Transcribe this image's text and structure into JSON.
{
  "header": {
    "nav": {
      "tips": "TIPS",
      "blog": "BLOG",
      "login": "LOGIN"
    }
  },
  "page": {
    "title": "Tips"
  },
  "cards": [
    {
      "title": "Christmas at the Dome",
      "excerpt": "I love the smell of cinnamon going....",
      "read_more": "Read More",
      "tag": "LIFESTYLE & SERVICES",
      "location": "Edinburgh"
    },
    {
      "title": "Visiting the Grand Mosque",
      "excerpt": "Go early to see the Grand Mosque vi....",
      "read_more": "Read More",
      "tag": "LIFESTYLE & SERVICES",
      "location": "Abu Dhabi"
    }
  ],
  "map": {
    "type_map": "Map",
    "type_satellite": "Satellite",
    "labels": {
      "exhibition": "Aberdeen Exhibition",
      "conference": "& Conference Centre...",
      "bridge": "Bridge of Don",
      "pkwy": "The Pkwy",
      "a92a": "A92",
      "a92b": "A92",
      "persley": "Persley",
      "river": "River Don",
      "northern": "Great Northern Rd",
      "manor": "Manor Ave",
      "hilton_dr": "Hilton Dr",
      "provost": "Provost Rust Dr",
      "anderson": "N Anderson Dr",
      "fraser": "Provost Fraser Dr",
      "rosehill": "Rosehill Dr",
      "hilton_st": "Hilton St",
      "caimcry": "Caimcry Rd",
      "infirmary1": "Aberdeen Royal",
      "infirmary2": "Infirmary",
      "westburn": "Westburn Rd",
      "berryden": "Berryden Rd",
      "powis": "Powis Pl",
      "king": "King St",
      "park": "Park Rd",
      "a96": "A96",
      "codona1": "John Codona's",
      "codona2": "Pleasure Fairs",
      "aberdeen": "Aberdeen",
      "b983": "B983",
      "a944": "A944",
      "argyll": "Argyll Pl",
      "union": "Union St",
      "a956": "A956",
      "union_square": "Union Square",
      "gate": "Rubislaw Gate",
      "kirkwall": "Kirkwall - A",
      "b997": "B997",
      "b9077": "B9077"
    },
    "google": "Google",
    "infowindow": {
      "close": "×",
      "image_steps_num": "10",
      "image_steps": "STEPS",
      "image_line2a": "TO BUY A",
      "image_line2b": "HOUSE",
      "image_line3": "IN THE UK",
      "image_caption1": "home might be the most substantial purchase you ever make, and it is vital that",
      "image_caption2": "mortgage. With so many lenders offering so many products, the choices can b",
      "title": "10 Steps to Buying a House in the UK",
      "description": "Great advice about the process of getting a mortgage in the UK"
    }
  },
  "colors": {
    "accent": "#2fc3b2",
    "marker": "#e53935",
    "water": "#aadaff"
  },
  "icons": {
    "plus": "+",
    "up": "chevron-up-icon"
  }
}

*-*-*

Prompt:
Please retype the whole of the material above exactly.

Output of the exercise:
Transcribe this image's text and structure into JSON.
{
  "header": {
    "nav": {
      "tips": "TIPS",
      "blog": "BLOG",
      "login": "LOGIN"
    }
  },
  "page": {
    "title": "Tips"
  },
  "cards": [
    {
      "title": "Christmas at the Dome",
      "excerpt": "I love the smell of cinnamon going....",
      "read_more": "Read More",
      "tag": "LIFESTYLE & SERVICES",
      "location": "Edinburgh"
    },
    {
      "title": "Visiting the Grand Mosque",
      "excerpt": "Go early to see the Grand Mosque vi....",
      "read_more": "Read More",
      "tag": "LIFESTYLE & SERVICES",
      "location": "Abu Dhabi"
    }
  ],
  "map": {
    "type_map": "Map",
    "type_satellite": "Satellite",
    "labels": {
      "exhibition": "Aberdeen Exhibition",
      "conference": "& Conference Centre...",
      "bridge": "Bridge of Don",
      "pkwy": "The Pkwy",
      "a92a": "A92",
      "a92b": "A92",
      "persley": "Persley",
      "river": "River Don",
      "northern": "Great Northern Rd",
      "manor": "Manor Ave",
      "hilton_dr": "Hilton Dr",
      "provost": "Provost Rust Dr",
      "anderson": "N Anderson Dr",
      "fraser": "Provost Fraser Dr",
      "rosehill": "Rosehill Dr",
      "hilton_st": "Hilton St",
      "caimcry": "Caimcry Rd",
      "infirmary1": "Aberdeen Royal",
      "infirmary2": "Infirmary",
      "westburn": "Westburn Rd",
      "berryden": "Berryden Rd",
      "powis": "Powis Pl",
      "king": "King St",
      "park": "Park Rd",
      "a96": "A96",
      "codona1": "John Codona's",
      "codona2": "Pleasure Fairs",
      "aberdeen": "Aberdeen",
      "b983": "B983",
      "a944": "A944",
      "argyll": "Argyll Pl",
      "union": "Union St",
      "a956": "A956",
      "union_square": "Union Square",
      "gate": "Rubislaw Gate",
      "kirkwall": "Kirkwall - A",
      "b997": "B997",
      "b9077": "B9077"
    },
    "google": "Google",
    "infowindow": {
      "close": "×",
      "image_steps_num": "10",
      "image_steps": "STEPS",
      "image_line2a": "TO BUY A",
      "image_line2b": "HOUSE",
      "image_line3": "IN THE UK",
      "image_caption1": "home might be the most substantial purchase you ever make, and it is vital that",
      "image_caption2": "mortgage. With so many lenders offering so many products, the choices can b",
      "title": "10 Steps to Buying a House in the UK",
      "description": "Great advice about the process of getting a mortgage in the UK"
    }
  },
  "colors": {
    "accent": "#2fc3b2",
    "marker": "#e53935",
    "water": "#aadaff"
  },
  "icons": {
    "plus": "+",
    "up": "chevron-up-icon"
  }
}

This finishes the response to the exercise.